These amendments to the Program fee structure have been enacted to incentivize lenders to make these smaller loans by making the loans more profitable for them.
Finally, many small businesses took advantage of the PPP during the initial days of the pandemic to cover payroll costs and stay afloat. Prior to the most recent updates to the Program, it was unclear if these businesses could also make use of the Program facilities, in spite of the fact that, in many cases, PPP loans could be forgiven. As such, many businesses that promptly made use of the PPP loans perceived themselves as blocked out of eligibility for a loan under the Program facilities because these loan amounts counted as outstanding debt.

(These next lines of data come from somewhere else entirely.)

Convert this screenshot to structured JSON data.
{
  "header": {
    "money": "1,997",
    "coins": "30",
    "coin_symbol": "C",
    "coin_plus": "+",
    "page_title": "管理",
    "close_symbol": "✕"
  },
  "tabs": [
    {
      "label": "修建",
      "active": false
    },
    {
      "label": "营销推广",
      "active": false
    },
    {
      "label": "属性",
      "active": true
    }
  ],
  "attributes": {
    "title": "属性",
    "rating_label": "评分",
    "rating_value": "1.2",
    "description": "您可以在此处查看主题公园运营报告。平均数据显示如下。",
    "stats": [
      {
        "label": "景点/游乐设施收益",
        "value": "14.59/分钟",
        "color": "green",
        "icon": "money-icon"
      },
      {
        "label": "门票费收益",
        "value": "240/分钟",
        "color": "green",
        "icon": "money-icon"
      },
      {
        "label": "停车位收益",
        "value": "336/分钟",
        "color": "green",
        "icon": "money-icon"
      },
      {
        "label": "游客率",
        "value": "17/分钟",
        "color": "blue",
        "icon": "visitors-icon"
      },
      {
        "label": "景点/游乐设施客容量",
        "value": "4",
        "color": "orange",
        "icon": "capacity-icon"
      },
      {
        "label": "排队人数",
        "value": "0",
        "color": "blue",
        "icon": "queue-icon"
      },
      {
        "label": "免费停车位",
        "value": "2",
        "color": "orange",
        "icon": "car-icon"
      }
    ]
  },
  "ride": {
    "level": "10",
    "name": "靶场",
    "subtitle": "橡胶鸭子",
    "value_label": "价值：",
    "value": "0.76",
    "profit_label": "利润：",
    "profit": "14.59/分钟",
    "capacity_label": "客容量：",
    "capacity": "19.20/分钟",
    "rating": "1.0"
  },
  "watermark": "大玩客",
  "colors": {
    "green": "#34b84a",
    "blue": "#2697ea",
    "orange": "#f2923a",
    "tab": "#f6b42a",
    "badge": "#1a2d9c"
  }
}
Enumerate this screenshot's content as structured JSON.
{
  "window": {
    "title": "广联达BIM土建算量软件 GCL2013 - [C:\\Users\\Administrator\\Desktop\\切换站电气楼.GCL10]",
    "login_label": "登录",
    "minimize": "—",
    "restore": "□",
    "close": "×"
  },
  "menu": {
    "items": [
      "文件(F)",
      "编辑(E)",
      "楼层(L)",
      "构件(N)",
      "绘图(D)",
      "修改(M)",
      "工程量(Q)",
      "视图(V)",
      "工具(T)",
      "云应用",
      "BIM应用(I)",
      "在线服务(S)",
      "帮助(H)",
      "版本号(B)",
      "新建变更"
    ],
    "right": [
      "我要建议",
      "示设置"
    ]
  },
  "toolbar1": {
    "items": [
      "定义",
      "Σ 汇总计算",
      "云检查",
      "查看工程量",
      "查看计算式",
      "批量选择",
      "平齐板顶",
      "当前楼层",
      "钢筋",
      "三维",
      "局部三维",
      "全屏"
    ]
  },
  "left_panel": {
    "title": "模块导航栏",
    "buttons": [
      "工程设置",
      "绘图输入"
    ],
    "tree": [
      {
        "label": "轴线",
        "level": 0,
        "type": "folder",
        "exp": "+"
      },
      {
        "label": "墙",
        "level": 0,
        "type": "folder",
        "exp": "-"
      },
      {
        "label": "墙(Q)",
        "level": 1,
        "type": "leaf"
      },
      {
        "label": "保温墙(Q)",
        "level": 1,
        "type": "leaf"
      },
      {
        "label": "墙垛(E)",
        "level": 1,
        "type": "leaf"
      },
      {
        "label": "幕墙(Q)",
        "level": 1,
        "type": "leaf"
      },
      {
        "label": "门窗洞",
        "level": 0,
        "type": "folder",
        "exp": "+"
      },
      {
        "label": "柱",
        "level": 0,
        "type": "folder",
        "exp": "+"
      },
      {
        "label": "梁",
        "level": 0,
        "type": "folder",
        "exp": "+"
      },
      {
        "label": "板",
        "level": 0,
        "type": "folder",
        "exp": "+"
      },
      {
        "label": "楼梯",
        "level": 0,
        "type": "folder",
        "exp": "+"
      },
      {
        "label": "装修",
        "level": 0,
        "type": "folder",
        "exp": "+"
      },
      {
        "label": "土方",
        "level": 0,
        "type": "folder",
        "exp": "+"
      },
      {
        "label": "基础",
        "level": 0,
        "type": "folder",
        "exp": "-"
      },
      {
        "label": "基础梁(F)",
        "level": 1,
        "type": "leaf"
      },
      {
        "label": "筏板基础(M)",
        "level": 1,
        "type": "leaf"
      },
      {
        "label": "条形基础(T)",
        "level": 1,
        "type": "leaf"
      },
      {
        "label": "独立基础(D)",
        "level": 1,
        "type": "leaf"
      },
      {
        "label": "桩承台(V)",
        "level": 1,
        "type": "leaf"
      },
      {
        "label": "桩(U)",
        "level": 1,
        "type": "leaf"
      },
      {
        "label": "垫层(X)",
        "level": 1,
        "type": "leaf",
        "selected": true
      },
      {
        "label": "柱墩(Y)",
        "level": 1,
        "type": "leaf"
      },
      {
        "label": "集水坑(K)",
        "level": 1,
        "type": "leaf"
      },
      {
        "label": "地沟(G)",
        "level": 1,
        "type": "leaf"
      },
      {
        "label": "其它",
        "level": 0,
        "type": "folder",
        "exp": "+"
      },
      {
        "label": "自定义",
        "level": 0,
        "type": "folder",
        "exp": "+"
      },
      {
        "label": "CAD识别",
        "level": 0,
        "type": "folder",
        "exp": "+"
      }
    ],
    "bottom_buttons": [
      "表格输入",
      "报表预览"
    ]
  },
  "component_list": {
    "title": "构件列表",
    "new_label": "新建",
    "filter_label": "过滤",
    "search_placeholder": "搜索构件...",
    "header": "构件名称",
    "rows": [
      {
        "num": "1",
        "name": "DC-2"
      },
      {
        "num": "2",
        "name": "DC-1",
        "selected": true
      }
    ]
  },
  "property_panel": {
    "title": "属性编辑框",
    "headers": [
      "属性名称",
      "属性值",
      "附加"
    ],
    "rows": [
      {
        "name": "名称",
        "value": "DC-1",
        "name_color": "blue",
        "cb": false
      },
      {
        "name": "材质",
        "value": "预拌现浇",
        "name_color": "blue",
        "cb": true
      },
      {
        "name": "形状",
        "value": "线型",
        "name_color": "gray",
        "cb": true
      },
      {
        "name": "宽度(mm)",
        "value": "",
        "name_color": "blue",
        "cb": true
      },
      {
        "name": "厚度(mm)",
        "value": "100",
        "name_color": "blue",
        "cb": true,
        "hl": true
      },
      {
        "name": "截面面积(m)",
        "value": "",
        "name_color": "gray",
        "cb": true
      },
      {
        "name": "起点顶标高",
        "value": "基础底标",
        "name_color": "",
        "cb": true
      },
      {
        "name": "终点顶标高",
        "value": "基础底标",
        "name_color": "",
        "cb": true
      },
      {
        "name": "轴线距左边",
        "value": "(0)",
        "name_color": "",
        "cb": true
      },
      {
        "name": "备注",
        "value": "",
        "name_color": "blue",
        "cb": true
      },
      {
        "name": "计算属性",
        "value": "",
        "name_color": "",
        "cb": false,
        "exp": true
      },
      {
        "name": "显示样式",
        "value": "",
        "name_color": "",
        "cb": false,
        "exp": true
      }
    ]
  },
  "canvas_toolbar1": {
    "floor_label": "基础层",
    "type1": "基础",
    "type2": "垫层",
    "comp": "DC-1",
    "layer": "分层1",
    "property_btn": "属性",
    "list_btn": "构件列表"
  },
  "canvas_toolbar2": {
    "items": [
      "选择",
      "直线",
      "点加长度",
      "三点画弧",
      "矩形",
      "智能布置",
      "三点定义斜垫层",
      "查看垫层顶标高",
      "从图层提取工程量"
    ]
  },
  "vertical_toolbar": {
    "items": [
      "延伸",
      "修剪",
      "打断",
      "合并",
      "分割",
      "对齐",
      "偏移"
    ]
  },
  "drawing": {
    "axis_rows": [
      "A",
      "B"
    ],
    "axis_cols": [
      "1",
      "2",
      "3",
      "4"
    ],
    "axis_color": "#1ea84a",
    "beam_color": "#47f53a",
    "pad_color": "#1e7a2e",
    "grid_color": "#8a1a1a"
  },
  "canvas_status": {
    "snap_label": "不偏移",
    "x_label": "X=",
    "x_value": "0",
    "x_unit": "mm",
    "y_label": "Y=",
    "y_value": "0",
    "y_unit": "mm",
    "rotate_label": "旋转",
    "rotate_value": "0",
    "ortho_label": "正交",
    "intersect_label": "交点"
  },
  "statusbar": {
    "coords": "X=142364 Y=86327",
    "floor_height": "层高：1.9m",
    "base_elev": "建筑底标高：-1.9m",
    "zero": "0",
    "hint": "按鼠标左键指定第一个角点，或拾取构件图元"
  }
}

To resolve this issue, the Federal Reserve provided a clear-cut policy as to the relationship between loans under the PPP and borrower eligibility under the Program. When assessing borrower eligibility, lenders should exclude from borrower’s debt any loans under the PPP, if the total principal amount of a borrower’s PPP loans is less than $2 million and if such borrower has applied for forgiveness (or believes in good faith they are eligible for forgiveness) under the PPP.
Many smaller businesses were unable to afford (or were not eligible for) loans with a minimum $1 million size and lenders were not sufficiently incentivized to make smaller loans given the requirements and fee structure of the Program. The Federal Reserve Board hopes that by making the adjustments to the terms of the Program described above, it will make the program accessible to a larger number of businesses, while also encouraging lenders to make loans of a smaller size through the enhanced fee structure. A number of commentators have noted that, given the uncertainty of when a new federal stimulus deal will be reached and whether such stimulus package will include another round of grants like the PPP, making the Program more flexible to borrowers and economically attractive for lenders should attract increased usage of the Program. It is worthwhile to note that if the measures are successful, loan amounts will likely be in lesser amounts, and so one may not see the dollar volume of loans rise as rapidly, however, the key indicator to track over the coming months will be the number of loans made under the updated terms of the Program.